(Data about app and page elements)
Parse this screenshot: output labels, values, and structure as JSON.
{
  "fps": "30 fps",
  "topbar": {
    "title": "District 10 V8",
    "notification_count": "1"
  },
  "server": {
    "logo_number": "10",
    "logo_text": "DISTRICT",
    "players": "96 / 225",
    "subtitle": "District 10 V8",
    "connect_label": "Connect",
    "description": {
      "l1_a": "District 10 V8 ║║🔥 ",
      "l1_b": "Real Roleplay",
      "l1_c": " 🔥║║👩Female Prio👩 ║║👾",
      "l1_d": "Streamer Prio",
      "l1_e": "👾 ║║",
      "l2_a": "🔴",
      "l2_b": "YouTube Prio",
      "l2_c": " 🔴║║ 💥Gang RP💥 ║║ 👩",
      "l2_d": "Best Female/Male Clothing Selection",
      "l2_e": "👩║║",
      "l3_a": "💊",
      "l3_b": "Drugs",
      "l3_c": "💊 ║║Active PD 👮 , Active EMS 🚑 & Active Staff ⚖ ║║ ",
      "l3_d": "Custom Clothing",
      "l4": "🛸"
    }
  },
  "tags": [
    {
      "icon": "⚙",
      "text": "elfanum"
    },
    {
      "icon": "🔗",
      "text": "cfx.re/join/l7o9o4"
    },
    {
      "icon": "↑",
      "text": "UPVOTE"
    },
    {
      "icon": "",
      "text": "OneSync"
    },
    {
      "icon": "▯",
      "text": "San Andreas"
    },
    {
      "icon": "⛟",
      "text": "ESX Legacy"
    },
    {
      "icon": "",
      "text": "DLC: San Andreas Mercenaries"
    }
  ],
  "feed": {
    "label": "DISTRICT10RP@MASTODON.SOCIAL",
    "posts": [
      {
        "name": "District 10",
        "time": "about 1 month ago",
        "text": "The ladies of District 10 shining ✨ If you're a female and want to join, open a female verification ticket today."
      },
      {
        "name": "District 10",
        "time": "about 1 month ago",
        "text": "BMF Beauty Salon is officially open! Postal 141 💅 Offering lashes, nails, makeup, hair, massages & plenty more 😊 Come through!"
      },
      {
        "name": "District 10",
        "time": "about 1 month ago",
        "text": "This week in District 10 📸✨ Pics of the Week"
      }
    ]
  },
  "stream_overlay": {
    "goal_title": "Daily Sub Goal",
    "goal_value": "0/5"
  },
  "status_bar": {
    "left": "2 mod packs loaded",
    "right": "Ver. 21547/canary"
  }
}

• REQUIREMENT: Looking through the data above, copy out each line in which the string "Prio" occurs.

• RESULT FOR THIS EXERCISE:
      "l1_c": " 🔥║║👩Female Prio👩 ║║👾",
      "l1_d": "Streamer Prio",
      "l2_b": "YouTube Prio",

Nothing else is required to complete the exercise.